Essential elements perform several functions. They participate in various metabolic processes in the plant cells such as permeability of cell membrane, maintenance of osmotic concentration of cell sap, electrontransport systems, buffering action, enzymatic activity and act as major constituents of macromolecules and co-enzymes.
Various forms and functions of mineral elements are given below.
Nitrogen : This is the mineral element required by plants in the greatest amount. It is absorbed mainly as NO3 – though some are also taken up as NO2 – or NH4 +. Nitrogen is required by all parts of a plant, particularly the meristematic tissues and the metabolically active cells.
Nitrogen is one of the major constituents of proteins, nucleic acids, vitamins and hormones.
Phosphorus: Phosphorus is absorbed by the plants from soil in the form of phosphate ions (either as H PO 2 4 − or HPO4 2− ). Phosphorus is a constituent of cell membranes, certain proteins, all nucleic acids and nucleotides, and is required for all phosphorylation reactions.
Potassium: It is absorbed as potassium ion (K+ ). In plants, this is required in more abundant quantities in the meristematic tissues, buds, leaves and root tips. Potassium helps to maintain an anion-cation balance in cells and is involved in protein synthesis, opening and closing of stomata, activation of enzymes and in the maintenance of the turgidity of cells.
Plant absorbs calcium from the soil in the form of calcium ions (Ca2+). Calcium is required by meristematic and differentiating tissues. During cell division it is used in the synthesis of cell wall, particularly as calcium pectate in the middle lamella. It is also needed during the formation of mitotic spindle.
It accumulates in older leaves. It is involved in the normal functioning of the cell membranes. It activates certain enzymes and plays an important role in regulating metabolic activities. It is absorbed by plants in the form of divalent Mg2+.
It activates the enzymes of respiration, photosynthesis and are involved in the synthesis of DNA and RNA. Magnesium is a constituent of the ring structure of chlorophyll and helps to maintain the ribosome structure.
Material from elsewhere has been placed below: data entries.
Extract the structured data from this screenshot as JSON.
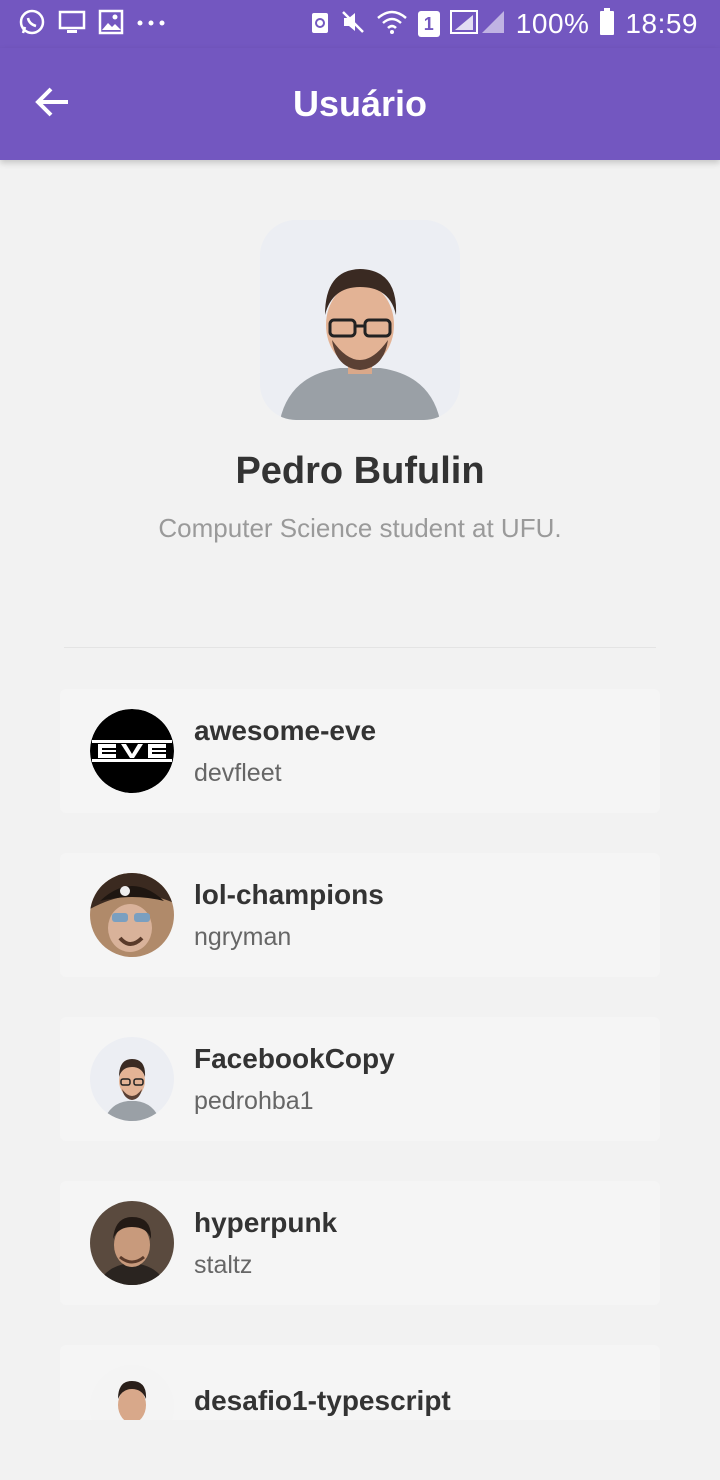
{
  "status_bar": {
    "battery": "100%",
    "time": "18:59",
    "sim_slot": "1",
    "left_icons": [
      "whatsapp-icon",
      "monitor-icon",
      "gallery-icon",
      "more-icon"
    ],
    "right_icons": [
      "recycle-icon",
      "mute-icon",
      "wifi-icon",
      "sim-icon",
      "signal-icon",
      "battery-icon"
    ]
  },
  "app_bar": {
    "title": "Usuário",
    "back_icon": "arrow-left-icon"
  },
  "profile": {
    "name": "Pedro Bufulin",
    "bio": "Computer Science student at UFU."
  },
  "repositories": [
    {
      "title": "awesome-eve",
      "owner": "devfleet",
      "avatar": "eve-logo"
    },
    {
      "title": "lol-champions",
      "owner": "ngryman",
      "avatar": "pirate-avatar"
    },
    {
      "title": "FacebookCopy",
      "owner": "pedrohba1",
      "avatar": "user-photo"
    },
    {
      "title": "hyperpunk",
      "owner": "staltz",
      "avatar": "user-photo"
    },
    {
      "title": "desafio1-typescript",
      "owner": "",
      "avatar": "user-photo"
    }
  ],
  "colors": {
    "primary": "#7357c0",
    "background": "#f2f2f2",
    "card": "#f5f5f5",
    "title_text": "#333333",
    "secondary_text": "#9a9a9a"
  }
}
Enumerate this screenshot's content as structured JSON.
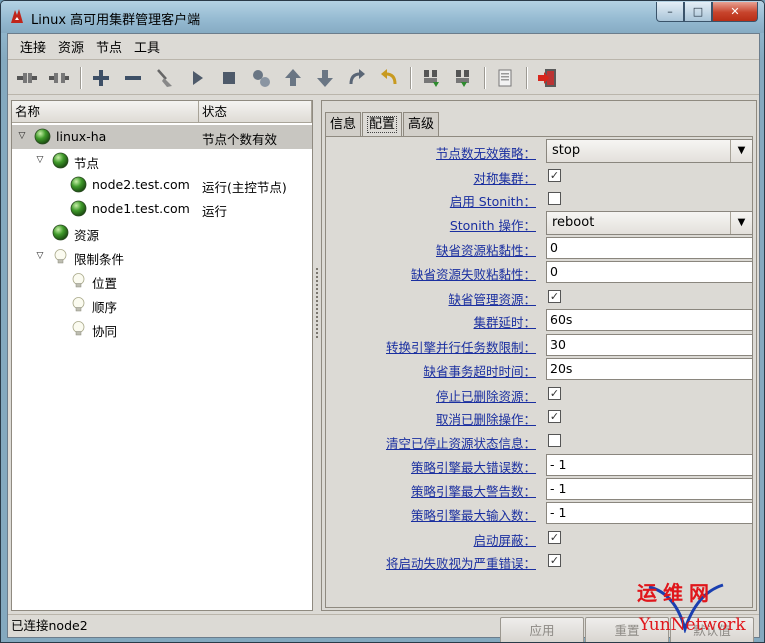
{
  "window": {
    "title": "Linux 高可用集群管理客户端",
    "controls": {
      "minimize": "–",
      "maximize": "□",
      "close": "✕"
    }
  },
  "menubar": [
    "连接",
    "资源",
    "节点",
    "工具"
  ],
  "toolbar": {
    "icons": [
      "connect-icon",
      "disconnect-icon",
      "add-icon",
      "remove-icon",
      "cleanup-icon",
      "start-icon",
      "stop-icon",
      "manage-icon",
      "move-up-icon",
      "move-down-icon",
      "redo-icon",
      "undo-icon",
      "standby-icon",
      "active-icon",
      "log-icon",
      "exit-icon"
    ]
  },
  "tree": {
    "columns": [
      "名称",
      "状态"
    ],
    "rows": [
      {
        "label": "linux-ha",
        "status": "节点个数有效",
        "depth": 0,
        "icon": "green-ball",
        "expanded": true,
        "selected": true
      },
      {
        "label": "节点",
        "status": "",
        "depth": 1,
        "icon": "green-ball",
        "expanded": true
      },
      {
        "label": "node2.test.com",
        "status": "运行(主控节点)",
        "depth": 2,
        "icon": "green-ball"
      },
      {
        "label": "node1.test.com",
        "status": "运行",
        "depth": 2,
        "icon": "green-ball"
      },
      {
        "label": "资源",
        "status": "",
        "depth": 1,
        "icon": "green-ball"
      },
      {
        "label": "限制条件",
        "status": "",
        "depth": 1,
        "icon": "bulb",
        "expanded": true
      },
      {
        "label": "位置",
        "status": "",
        "depth": 2,
        "icon": "bulb"
      },
      {
        "label": "顺序",
        "status": "",
        "depth": 2,
        "icon": "bulb"
      },
      {
        "label": "协同",
        "status": "",
        "depth": 2,
        "icon": "bulb"
      }
    ]
  },
  "tabs": [
    {
      "label": "信息",
      "active": false
    },
    {
      "label": "配置",
      "active": true
    },
    {
      "label": "高级",
      "active": false
    }
  ],
  "config": [
    {
      "label": "节点数无效策略：",
      "type": "combo",
      "value": "stop"
    },
    {
      "label": "对称集群：",
      "type": "checkbox",
      "checked": true
    },
    {
      "label": "启用 Stonith：",
      "type": "checkbox",
      "checked": false
    },
    {
      "label": "Stonith 操作：",
      "type": "combo",
      "value": "reboot"
    },
    {
      "label": "缺省资源粘黏性：",
      "type": "text",
      "value": "0"
    },
    {
      "label": "缺省资源失败粘黏性：",
      "type": "text",
      "value": "0"
    },
    {
      "label": "缺省管理资源：",
      "type": "checkbox",
      "checked": true
    },
    {
      "label": "集群延时：",
      "type": "text",
      "value": "60s"
    },
    {
      "label": "转换引擎并行任务数限制：",
      "type": "text",
      "value": "30"
    },
    {
      "label": "缺省事务超时时间：",
      "type": "text",
      "value": "20s"
    },
    {
      "label": "停止已删除资源：",
      "type": "checkbox",
      "checked": true
    },
    {
      "label": "取消已删除操作：",
      "type": "checkbox",
      "checked": true
    },
    {
      "label": "清空已停止资源状态信息：",
      "type": "checkbox",
      "checked": false
    },
    {
      "label": "策略引擎最大错误数：",
      "type": "text",
      "value": "- 1"
    },
    {
      "label": "策略引擎最大警告数：",
      "type": "text",
      "value": "- 1"
    },
    {
      "label": "策略引擎最大输入数：",
      "type": "text",
      "value": "- 1"
    },
    {
      "label": "启动屏蔽：",
      "type": "checkbox",
      "checked": true
    },
    {
      "label": "将启动失败视为严重错误：",
      "type": "checkbox",
      "checked": true
    }
  ],
  "buttons": {
    "apply": "应用",
    "reset": "重置",
    "default": "默认值"
  },
  "statusbar": {
    "text": "已连接node2"
  },
  "watermark": {
    "logo": "运维网",
    "sub": "YunNetwork"
  },
  "colors": {
    "label_link": "#1a2fa0",
    "selected_row": "#c8c6c1",
    "watermark": "#e0161b"
  }
}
Plants obtain sulphur in the form of sulphate ( ) SO4 2− .
Sulphur is present in two amino acids – cysteine and methionine and is the main constituent of several coenzymes, vitamins (thiamine, biotin, Coenzyme A) and ferredoxin. Plants obtain iron in the form of ferric ions (Fe3+). It is required in larger amounts in comparison to other micronutrients.
It is an important constituent of proteins involved in the transfer of electrons like ferredoxin and cytochromes. It is reversibly oxidised from Fe2+ to Fe3+ during electron transfer. It activates catalase enzyme, and is essential for the formation of chlorophyll.
It is absorbed in the form of manganous ions (Mn2+). It activates many enzymes involved in photosynthesis, respiration and nitrogen metabolism.
The best defined function of manganese is in the splitting of water to liberate oxygen during photosynthesis. Plants obtain zinc as Zn2+ ions. It activates various enzymes, especially carboxylases. It is also needed in the synthesis of auxin.
It is absorbed as cupric ions (Cu2+). It is essential for the overall metabolism in plants. Like iron, it is associated with certain enzymes involved in redox reactions and is reversibly oxidised from Cu+ to Cu2+. It is absorbed as BO3 3− or B O4 7 2− .
Boron is required for uptake and utilisation of Ca2+, membrane functioning, pollen germination, cell elongation, cell differentiation and carbohydrate translocation.
Plants obtain it in the form of molybdate ions ( ) MoO2 2+ . It is a component of several enzymes, including nitrogenase and nitrate reductase both of which participate in nitrogen metabolism. It is absorbed in the form of chloride anion (Cl– ).
Along with Na+ and K+, it helps in determining the solute concentration and the anioncation balance in cells. It is essential for the water-splitting reaction in photosynthesis, a reaction that leads to oxygen evolution.